▶ Problem statement
Could you retype the entries below exactly, omitting every picture?

▶ Provided data
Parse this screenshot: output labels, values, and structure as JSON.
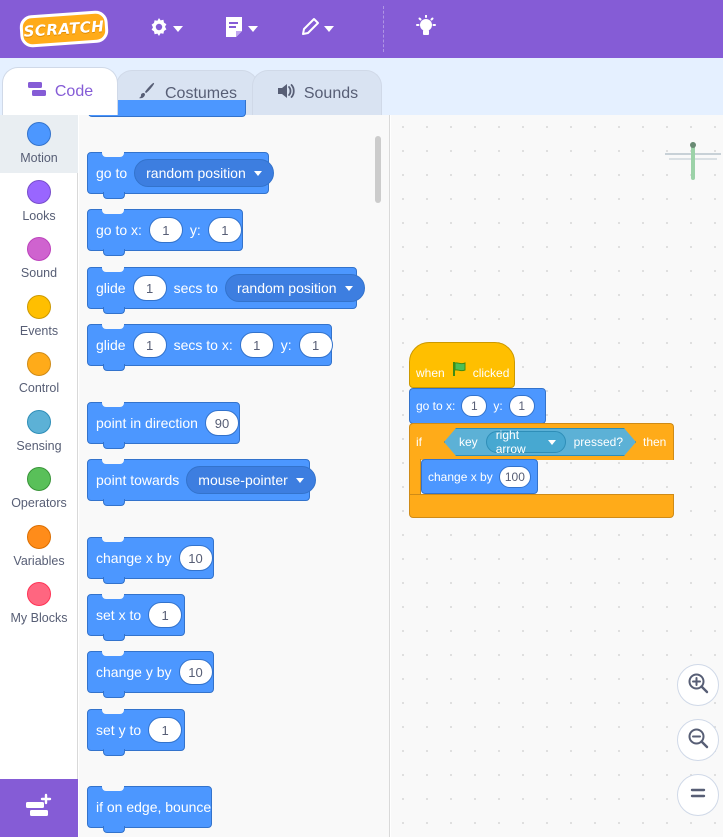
{
  "menu": {
    "logo_text": "SCRATCH",
    "icons": [
      "gear-icon",
      "file-icon",
      "edit-pencil-icon",
      "lightbulb-icon"
    ]
  },
  "tabs": [
    {
      "label": "Code",
      "icon": "code-blocks-icon",
      "active": true
    },
    {
      "label": "Costumes",
      "icon": "paintbrush-icon",
      "active": false
    },
    {
      "label": "Sounds",
      "icon": "speaker-icon",
      "active": false
    }
  ],
  "categories": [
    {
      "label": "Motion",
      "color": "#4c97ff",
      "selected": true
    },
    {
      "label": "Looks",
      "color": "#9966ff"
    },
    {
      "label": "Sound",
      "color": "#cf63cf"
    },
    {
      "label": "Events",
      "color": "#ffbf00"
    },
    {
      "label": "Control",
      "color": "#ffab19"
    },
    {
      "label": "Sensing",
      "color": "#5cb1d6"
    },
    {
      "label": "Operators",
      "color": "#59c059"
    },
    {
      "label": "Variables",
      "color": "#ff8c1a"
    },
    {
      "label": "My Blocks",
      "color": "#ff6680"
    }
  ],
  "palette": {
    "goto": {
      "label": "go to",
      "option": "random position"
    },
    "gotoxy": {
      "label": "go to x:",
      "x": "1",
      "ylabel": "y:",
      "y": "1"
    },
    "glide_random": {
      "label": "glide",
      "secs": "1",
      "mid": "secs to",
      "option": "random position"
    },
    "glide_xy": {
      "label": "glide",
      "secs": "1",
      "mid": "secs to x:",
      "x": "1",
      "ylabel": "y:",
      "y": "1"
    },
    "point_dir": {
      "label": "point in direction",
      "value": "90"
    },
    "point_towards": {
      "label": "point towards",
      "option": "mouse-pointer"
    },
    "change_x": {
      "label": "change x by",
      "value": "10"
    },
    "set_x": {
      "label": "set x to",
      "value": "1"
    },
    "change_y": {
      "label": "change y by",
      "value": "10"
    },
    "set_y": {
      "label": "set y to",
      "value": "1"
    },
    "bounce": {
      "label": "if on edge, bounce"
    }
  },
  "workspace": {
    "hat": {
      "when": "when",
      "clicked": "clicked",
      "flag_color": "#4cbf56"
    },
    "goto": {
      "label": "go to x:",
      "x": "1",
      "ylabel": "y:",
      "y": "1"
    },
    "if": {
      "label": "if",
      "then": "then"
    },
    "sensing": {
      "key": "key",
      "option": "right arrow",
      "pressed": "pressed?"
    },
    "change_x": {
      "label": "change x by",
      "value": "100"
    }
  },
  "zoom": {
    "in": "zoom-in-icon",
    "out": "zoom-out-icon",
    "reset": "zoom-reset-icon"
  }
}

▶ Result of the exercise
Parse this screenshot: output labels, values, and structure as JSON.
{
  "menu": {
    "logo_text": "SCRATCH",
    "icons": [
      "gear-icon",
      "file-icon",
      "edit-pencil-icon",
      "lightbulb-icon"
    ]
  },
  "tabs": [
    {
      "label": "Code",
      "icon": "code-blocks-icon",
      "active": true
    },
    {
      "label": "Costumes",
      "icon": "paintbrush-icon",
      "active": false
    },
    {
      "label": "Sounds",
      "icon": "speaker-icon",
      "active": false
    }
  ],
  "categories": [
    {
      "label": "Motion",
      "color": "#4c97ff",
      "selected": true
    },
    {
      "label": "Looks",
      "color": "#9966ff"
    },
    {
      "label": "Sound",
      "color": "#cf63cf"
    },
    {
      "label": "Events",
      "color": "#ffbf00"
    },
    {
      "label": "Control",
      "color": "#ffab19"
    },
    {
      "label": "Sensing",
      "color": "#5cb1d6"
    },
    {
      "label": "Operators",
      "color": "#59c059"
    },
    {
      "label": "Variables",
      "color": "#ff8c1a"
    },
    {
      "label": "My Blocks",
      "color": "#ff6680"
    }
  ],
  "palette": {
    "goto": {
      "label": "go to",
      "option": "random position"
    },
    "gotoxy": {
      "label": "go to x:",
      "x": "1",
      "ylabel": "y:",
      "y": "1"
    },
    "glide_random": {
      "label": "glide",
      "secs": "1",
      "mid": "secs to",
      "option": "random position"
    },
    "glide_xy": {
      "label": "glide",
      "secs": "1",
      "mid": "secs to x:",
      "x": "1",
      "ylabel": "y:",
      "y": "1"
    },
    "point_dir": {
      "label": "point in direction",
      "value": "90"
    },
    "point_towards": {
      "label": "point towards",
      "option": "mouse-pointer"
    },
    "change_x": {
      "label": "change x by",
      "value": "10"
    },
    "set_x": {
      "label": "set x to",
      "value": "1"
    },
    "change_y": {
      "label": "change y by",
      "value": "10"
    },
    "set_y": {
      "label": "set y to",
      "value": "1"
    },
    "bounce": {
      "label": "if on edge, bounce"
    }
  },
  "workspace": {
    "hat": {
      "when": "when",
      "clicked": "clicked",
      "flag_color": "#4cbf56"
    },
    "goto": {
      "label": "go to x:",
      "x": "1",
      "ylabel": "y:",
      "y": "1"
    },
    "if": {
      "label": "if",
      "then": "then"
    },
    "sensing": {
      "key": "key",
      "option": "right arrow",
      "pressed": "pressed?"
    },
    "change_x": {
      "label": "change x by",
      "value": "100"
    }
  },
  "zoom": {
    "in": "zoom-in-icon",
    "out": "zoom-out-icon",
    "reset": "zoom-reset-icon"
  }
}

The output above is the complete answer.